The following guest post is by Yvonne French, webmaster for the National Library Service for the Blind and Physically Handicapped.
I enjoy poetry readings as much as the next English major, but I relish poetry lectures–so when I found out former National Endowment for the Arts Chairman Dana Gioia was going to talk about “Poetry as Enchantment” at the Library, I knew I had to be there. Gioia is the author of four poetry collections and three books of essays, including the ground-breaking Can Poetry Matter?: Essays on Poetry and American Culture. The nation’s top arts proponent from 2003 to 2008, he is currently the Judge Widney Professor of Poetry and Public Culture at the University of Southern California.
“Poetry speaks best when it recognizes its connection to its musical and ritual origins,” said Gioia in his lecture, to a packed audience in the Whittall Pavilion on October 14th. “Poetry began as an auditory art linked to religion, civic society, ritual and magic. It is our oldest form of literature, a primal form that flourished as an oral, performative art. . . . Verse was at the center of remembering, preserving and recreating the story of a tribe, a community, a nation.”
The lecture was advertised as being about the connection between poetry and music, and I was hoping that Gioia, a critic, poet, opera librettist and university professor, would talk about writing lyrics. But when he mentioned magic, I was really surprised. By way of example he recited “The Tyger” by William Blake and noted it is the most widely-anthologized poem (Gioia has edited 12 anthologies). But, he said, “No one has adequately explained what that poem is about . . . it is a tune, a song, a magic spell of audible sounds that wakes up feelings and emotions.” He added that it creates “a rush, an enlargement of our senses, an enlargement of our understanding.”

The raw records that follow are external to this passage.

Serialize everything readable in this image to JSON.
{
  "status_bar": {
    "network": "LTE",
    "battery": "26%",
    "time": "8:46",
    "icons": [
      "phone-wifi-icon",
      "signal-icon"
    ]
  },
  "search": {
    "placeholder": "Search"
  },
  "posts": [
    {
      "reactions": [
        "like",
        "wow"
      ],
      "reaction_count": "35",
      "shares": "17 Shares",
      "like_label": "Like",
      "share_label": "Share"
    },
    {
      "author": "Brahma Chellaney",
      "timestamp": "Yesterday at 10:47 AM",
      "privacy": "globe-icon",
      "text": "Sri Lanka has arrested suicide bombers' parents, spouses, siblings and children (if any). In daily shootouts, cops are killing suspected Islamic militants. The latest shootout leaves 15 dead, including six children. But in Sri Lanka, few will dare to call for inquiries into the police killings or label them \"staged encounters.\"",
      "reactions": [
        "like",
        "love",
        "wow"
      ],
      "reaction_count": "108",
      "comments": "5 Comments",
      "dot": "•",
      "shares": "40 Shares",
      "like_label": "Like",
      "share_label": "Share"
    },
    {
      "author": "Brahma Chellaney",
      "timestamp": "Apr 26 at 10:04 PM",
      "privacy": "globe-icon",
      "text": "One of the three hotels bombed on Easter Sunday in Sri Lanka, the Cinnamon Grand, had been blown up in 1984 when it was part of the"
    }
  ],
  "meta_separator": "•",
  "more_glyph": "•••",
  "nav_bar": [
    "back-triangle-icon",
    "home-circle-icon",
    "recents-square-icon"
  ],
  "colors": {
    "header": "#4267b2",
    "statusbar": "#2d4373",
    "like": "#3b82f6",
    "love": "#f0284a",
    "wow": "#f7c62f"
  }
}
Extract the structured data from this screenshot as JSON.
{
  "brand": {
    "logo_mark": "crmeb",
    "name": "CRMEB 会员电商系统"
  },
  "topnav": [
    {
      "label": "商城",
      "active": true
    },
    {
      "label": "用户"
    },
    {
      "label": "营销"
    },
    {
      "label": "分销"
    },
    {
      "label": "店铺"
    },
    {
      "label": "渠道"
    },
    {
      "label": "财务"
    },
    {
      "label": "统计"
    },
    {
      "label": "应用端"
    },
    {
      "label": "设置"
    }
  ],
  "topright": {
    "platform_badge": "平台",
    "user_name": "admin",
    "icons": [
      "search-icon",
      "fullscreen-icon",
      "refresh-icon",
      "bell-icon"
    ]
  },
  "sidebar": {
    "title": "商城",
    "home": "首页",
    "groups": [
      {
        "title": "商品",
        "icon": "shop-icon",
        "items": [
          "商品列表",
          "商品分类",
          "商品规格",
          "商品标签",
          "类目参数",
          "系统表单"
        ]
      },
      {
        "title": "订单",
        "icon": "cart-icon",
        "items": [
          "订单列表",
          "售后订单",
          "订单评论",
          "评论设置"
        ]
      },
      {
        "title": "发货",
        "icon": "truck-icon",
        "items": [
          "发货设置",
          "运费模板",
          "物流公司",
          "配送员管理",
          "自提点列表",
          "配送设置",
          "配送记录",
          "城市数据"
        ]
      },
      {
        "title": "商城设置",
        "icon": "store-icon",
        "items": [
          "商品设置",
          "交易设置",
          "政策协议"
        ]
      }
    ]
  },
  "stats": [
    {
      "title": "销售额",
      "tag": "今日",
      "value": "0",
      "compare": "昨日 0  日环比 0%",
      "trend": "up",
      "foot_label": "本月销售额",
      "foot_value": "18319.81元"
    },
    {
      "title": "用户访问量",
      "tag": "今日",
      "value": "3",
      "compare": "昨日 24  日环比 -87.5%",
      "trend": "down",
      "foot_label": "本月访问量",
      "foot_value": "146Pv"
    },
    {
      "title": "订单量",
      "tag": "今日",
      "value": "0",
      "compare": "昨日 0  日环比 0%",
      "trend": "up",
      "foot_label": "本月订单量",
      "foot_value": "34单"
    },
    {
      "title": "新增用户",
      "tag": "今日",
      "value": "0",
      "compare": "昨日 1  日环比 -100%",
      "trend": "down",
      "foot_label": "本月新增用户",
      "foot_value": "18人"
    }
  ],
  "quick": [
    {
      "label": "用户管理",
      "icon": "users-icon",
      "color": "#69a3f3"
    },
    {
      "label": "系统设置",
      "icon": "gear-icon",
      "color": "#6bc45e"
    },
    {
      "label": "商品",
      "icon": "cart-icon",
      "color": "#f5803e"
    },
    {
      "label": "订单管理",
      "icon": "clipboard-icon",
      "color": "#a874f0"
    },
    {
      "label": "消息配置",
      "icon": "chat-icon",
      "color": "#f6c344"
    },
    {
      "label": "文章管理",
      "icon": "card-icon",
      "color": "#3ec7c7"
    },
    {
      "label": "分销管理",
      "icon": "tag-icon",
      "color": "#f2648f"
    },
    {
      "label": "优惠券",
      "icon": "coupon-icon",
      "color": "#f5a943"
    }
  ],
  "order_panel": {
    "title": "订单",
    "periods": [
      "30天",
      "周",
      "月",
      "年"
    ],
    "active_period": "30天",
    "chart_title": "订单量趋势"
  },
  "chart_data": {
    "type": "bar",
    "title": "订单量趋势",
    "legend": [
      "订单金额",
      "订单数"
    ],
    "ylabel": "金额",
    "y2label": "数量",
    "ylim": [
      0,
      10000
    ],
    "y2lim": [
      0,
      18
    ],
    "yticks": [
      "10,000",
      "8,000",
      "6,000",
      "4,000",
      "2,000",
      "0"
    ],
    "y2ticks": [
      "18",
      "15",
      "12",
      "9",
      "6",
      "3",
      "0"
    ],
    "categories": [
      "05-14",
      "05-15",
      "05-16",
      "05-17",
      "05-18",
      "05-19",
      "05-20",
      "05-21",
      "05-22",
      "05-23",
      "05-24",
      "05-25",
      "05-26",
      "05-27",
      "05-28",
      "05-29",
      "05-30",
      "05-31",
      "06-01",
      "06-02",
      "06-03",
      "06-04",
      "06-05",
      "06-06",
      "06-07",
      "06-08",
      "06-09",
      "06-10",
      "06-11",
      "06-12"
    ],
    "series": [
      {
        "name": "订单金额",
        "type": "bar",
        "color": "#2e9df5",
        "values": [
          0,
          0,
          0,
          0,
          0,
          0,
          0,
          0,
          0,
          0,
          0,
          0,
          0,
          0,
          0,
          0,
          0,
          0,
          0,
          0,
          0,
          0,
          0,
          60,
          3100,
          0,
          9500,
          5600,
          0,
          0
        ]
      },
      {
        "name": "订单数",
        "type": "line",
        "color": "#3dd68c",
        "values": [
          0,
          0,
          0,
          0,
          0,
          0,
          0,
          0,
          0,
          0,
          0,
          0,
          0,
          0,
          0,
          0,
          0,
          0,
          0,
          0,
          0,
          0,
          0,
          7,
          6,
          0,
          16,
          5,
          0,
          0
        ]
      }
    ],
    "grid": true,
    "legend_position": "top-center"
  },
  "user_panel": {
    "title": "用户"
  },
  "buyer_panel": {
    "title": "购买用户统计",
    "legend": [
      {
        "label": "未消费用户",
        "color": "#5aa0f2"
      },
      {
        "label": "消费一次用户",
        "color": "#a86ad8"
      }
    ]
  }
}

I have always been fascinated with how the sounds of words can evoke feelings apart from their overt meanings. In college I tried to pinpoint this elusive technique in Middle English lyric poetry, and I continue to collect passages that I think do the trick.
The lecture took a different direction when Gioia asked, “If the art is a secular magic, then why is poetry so unpopular in Europe and North America?” Gioia, who brought the Poetry Out Loud recitation contest to schools throughout the nation, followed by saying the way poetry has been taught may be part of the problem. “Students liked poetry once we took it off the page,” he said. In the 19th century, poetry was used as a mnemonic to teach grammar, elocution, rhetoric and history, “or it was memorized as a punishment for wayward boys. Even though it was taught badly, it was immensely popular.”

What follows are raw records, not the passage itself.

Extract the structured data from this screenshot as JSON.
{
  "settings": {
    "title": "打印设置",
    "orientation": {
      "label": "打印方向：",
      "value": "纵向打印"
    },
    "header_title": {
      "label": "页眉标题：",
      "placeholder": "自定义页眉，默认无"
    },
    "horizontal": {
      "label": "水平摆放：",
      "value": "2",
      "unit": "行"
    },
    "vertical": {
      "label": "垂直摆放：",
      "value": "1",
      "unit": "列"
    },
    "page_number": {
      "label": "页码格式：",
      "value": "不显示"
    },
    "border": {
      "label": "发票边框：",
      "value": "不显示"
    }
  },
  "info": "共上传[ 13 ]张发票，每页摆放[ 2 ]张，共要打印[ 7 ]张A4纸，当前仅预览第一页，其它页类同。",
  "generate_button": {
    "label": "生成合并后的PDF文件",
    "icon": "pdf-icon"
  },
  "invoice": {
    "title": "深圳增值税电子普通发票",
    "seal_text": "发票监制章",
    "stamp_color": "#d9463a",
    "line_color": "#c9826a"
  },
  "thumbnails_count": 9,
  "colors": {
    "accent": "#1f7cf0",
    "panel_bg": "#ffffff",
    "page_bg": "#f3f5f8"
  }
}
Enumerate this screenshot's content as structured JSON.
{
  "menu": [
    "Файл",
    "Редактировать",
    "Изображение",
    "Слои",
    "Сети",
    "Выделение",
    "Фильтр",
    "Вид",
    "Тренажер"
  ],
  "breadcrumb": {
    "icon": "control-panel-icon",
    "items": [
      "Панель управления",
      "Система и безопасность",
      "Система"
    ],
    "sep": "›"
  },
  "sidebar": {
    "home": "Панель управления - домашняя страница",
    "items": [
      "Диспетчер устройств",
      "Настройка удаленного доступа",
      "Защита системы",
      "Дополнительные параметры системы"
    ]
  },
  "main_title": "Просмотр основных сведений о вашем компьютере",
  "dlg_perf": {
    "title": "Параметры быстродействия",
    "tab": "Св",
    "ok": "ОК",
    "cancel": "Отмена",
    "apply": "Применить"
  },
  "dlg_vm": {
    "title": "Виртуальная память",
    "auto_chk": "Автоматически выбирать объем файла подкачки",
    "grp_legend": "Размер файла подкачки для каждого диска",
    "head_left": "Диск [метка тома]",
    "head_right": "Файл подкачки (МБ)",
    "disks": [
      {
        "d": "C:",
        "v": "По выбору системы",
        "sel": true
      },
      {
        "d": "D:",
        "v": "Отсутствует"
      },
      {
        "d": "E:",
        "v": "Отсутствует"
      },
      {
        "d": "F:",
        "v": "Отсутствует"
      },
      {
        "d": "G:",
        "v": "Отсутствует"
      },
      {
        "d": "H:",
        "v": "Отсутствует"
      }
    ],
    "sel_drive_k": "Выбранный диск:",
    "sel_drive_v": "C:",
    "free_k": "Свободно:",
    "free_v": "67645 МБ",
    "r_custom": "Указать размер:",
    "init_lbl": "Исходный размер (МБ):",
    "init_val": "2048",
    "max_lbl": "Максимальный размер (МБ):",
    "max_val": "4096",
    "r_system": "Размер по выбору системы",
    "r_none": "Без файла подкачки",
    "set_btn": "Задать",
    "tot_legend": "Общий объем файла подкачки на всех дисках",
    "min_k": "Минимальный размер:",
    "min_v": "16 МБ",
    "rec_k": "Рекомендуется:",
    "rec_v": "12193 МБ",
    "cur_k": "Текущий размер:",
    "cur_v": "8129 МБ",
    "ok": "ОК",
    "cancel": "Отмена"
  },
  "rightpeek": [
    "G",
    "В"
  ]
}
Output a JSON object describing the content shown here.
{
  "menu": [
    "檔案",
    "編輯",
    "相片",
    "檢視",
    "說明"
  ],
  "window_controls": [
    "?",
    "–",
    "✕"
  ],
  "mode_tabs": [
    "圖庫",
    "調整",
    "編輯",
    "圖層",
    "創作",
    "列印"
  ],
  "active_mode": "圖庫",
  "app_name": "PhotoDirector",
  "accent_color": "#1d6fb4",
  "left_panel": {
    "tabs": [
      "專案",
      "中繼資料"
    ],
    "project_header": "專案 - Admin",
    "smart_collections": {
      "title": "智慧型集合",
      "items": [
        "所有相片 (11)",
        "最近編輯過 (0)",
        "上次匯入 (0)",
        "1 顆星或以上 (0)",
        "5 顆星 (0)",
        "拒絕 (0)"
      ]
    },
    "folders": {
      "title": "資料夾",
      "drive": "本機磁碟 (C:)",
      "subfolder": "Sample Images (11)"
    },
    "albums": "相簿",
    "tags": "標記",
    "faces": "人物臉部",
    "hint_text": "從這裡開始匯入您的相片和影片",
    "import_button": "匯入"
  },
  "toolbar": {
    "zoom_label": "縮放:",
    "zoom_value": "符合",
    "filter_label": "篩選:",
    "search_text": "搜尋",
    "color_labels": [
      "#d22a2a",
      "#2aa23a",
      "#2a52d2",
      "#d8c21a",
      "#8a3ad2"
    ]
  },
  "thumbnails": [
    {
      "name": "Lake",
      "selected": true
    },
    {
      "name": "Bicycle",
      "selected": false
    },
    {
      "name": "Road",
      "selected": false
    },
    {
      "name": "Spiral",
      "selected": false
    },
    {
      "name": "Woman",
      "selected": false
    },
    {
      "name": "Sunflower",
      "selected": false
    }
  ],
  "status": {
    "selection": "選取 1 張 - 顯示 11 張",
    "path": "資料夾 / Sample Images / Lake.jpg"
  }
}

In the early 20th century, Gioia said the New Critics changed the way poetry was taught. “They studied it as visual, conceptual, textual analysis without any other approaches to the art.” Students had a limited personal experience with poetry because they were not asked to recite or perform it as they were in the previous century. “The new methods became remote from the holistic, musical, magical experience of poetry itself.”

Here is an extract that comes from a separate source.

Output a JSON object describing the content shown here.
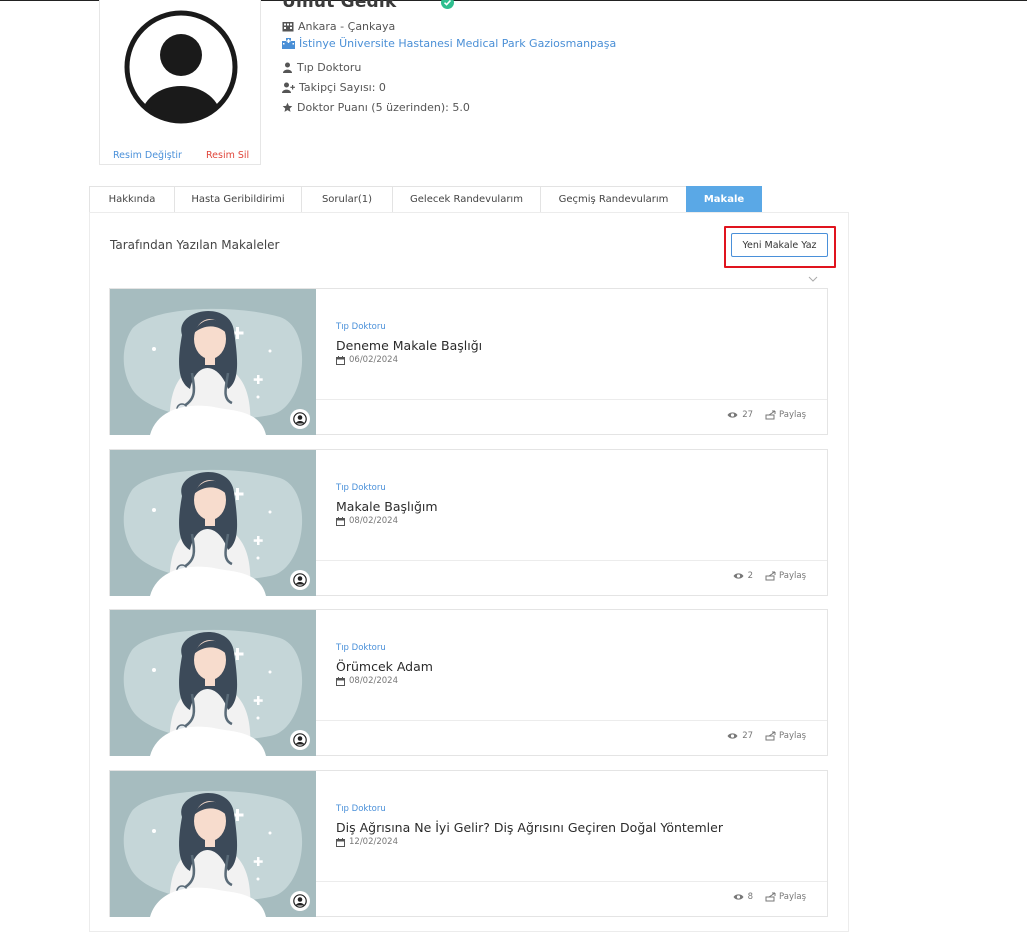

Almost as if to prove his point, Gioia sprinkled his lecture with some of his own poems and some by other poets, and the mostly older audience seemed to settle in and enjoy it each time. My own favorite form of entertainment is when someone reads aloud to me–I consider it a highly nurturing act. Gioia said that cognitive science has proven that humans are hard-wired to respond to it. “The sounds poetry creates are like the songs of birds or the dances of bees.”
“Teachers, writers and librarians need to remember that there are emotional and intuitive elements in the art,” he said. “We need to augment the methodology with magic and pass that fire on to the future.”